(Dataset rows for apps and sites)
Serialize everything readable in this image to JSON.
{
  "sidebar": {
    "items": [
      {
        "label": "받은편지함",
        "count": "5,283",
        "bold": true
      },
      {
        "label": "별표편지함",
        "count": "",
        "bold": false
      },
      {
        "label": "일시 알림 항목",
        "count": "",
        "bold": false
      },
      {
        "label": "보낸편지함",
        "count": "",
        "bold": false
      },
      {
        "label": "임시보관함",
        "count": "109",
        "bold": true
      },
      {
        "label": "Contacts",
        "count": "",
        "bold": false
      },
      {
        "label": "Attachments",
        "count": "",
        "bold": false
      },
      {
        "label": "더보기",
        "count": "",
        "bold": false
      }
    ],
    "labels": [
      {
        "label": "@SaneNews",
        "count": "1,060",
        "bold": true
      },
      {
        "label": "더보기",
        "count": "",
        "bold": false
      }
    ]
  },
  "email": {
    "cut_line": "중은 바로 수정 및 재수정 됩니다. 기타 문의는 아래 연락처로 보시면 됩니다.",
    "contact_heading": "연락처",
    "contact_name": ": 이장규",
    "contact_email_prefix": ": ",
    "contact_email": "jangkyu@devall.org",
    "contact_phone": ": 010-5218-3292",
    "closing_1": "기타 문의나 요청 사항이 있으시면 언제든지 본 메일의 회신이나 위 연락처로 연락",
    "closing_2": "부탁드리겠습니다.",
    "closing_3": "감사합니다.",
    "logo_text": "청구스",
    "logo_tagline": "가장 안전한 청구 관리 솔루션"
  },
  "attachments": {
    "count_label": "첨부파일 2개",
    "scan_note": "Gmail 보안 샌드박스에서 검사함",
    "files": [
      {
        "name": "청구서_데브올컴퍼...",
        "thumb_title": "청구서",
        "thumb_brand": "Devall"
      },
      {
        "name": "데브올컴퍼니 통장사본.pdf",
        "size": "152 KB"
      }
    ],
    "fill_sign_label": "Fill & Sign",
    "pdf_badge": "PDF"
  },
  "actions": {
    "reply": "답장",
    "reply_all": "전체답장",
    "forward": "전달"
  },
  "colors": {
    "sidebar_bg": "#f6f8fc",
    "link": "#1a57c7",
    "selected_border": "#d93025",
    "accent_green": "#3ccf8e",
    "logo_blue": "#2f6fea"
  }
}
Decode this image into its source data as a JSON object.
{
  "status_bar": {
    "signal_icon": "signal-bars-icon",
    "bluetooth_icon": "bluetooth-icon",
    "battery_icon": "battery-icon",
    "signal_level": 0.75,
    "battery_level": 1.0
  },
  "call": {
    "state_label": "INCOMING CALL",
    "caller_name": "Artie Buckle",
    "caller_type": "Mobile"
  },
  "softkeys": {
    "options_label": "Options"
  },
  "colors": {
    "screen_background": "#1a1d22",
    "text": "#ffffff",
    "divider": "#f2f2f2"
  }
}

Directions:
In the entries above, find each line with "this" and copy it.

Answer to the problem:
Serialize everything readable in this image to JSON.
Decode this image into its source data as a JSON object.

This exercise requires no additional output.